═══ RECORDS SUPPLIED
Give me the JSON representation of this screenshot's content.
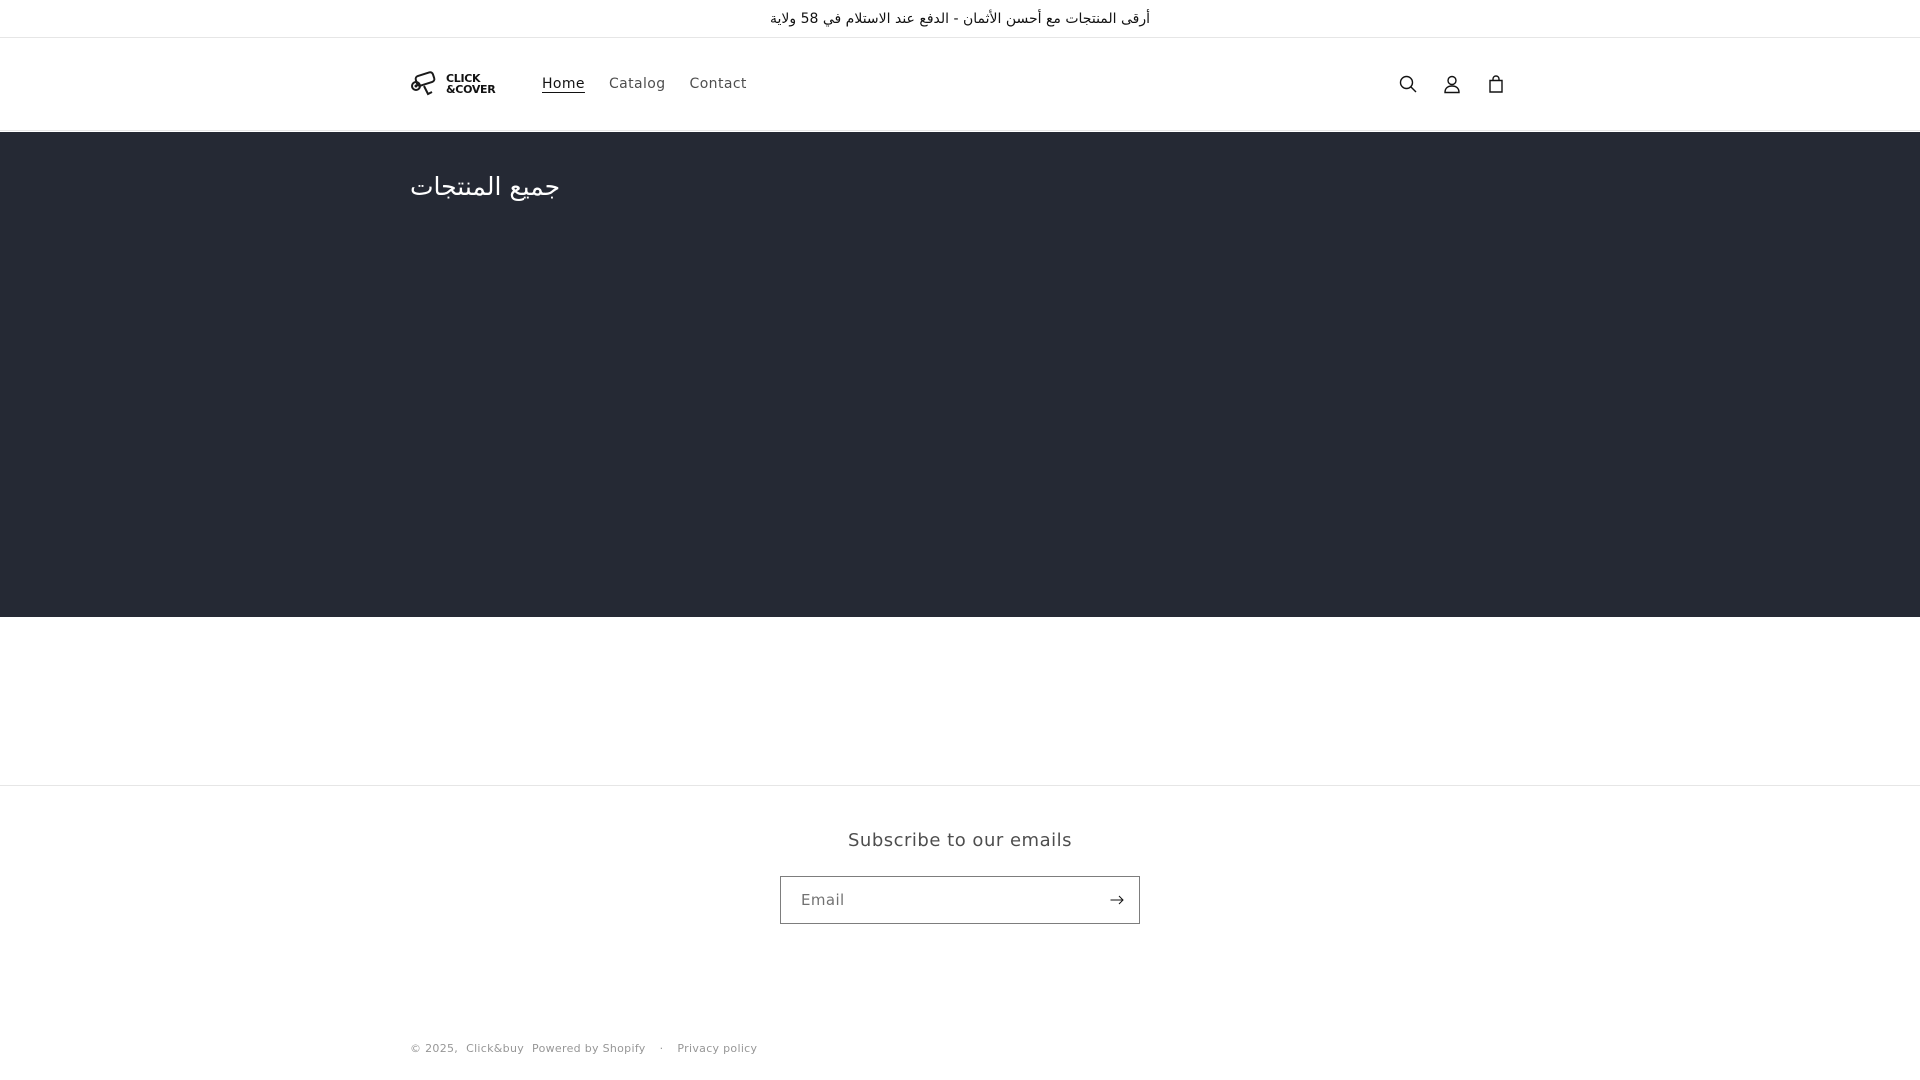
{
  "announcement": {
    "text": "أرقى المنتجات مع أحسن الأثمان - الدفع عند الاستلام في 58 ولاية"
  },
  "header": {
    "logo": {
      "line1": "CLICK",
      "line2": "&COVER"
    },
    "nav": [
      {
        "label": "Home",
        "active": true
      },
      {
        "label": "Catalog",
        "active": false
      },
      {
        "label": "Contact",
        "active": false
      }
    ],
    "icons": [
      "search-icon",
      "account-icon",
      "cart-icon"
    ]
  },
  "banner": {
    "title": "جميع المنتجات",
    "background": "#252934"
  },
  "newsletter": {
    "heading": "Subscribe to our emails",
    "email_placeholder": "Email",
    "submit_icon": "arrow-right-icon"
  },
  "footer": {
    "copyright": "© 2025,",
    "store_name": "Click&buy",
    "powered_by": "Powered by Shopify",
    "separator": "·",
    "privacy": "Privacy policy"
  }
}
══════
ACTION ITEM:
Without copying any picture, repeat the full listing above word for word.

RESULT OF THE TASK:
Give me the JSON representation of this screenshot's content.
{
  "announcement": {
    "text": "أرقى المنتجات مع أحسن الأثمان - الدفع عند الاستلام في 58 ولاية"
  },
  "header": {
    "logo": {
      "line1": "CLICK",
      "line2": "&COVER"
    },
    "nav": [
      {
        "label": "Home",
        "active": true
      },
      {
        "label": "Catalog",
        "active": false
      },
      {
        "label": "Contact",
        "active": false
      }
    ],
    "icons": [
      "search-icon",
      "account-icon",
      "cart-icon"
    ]
  },
  "banner": {
    "title": "جميع المنتجات",
    "background": "#252934"
  },
  "newsletter": {
    "heading": "Subscribe to our emails",
    "email_placeholder": "Email",
    "submit_icon": "arrow-right-icon"
  },
  "footer": {
    "copyright": "© 2025,",
    "store_name": "Click&buy",
    "powered_by": "Powered by Shopify",
    "separator": "·",
    "privacy": "Privacy policy"
  }
}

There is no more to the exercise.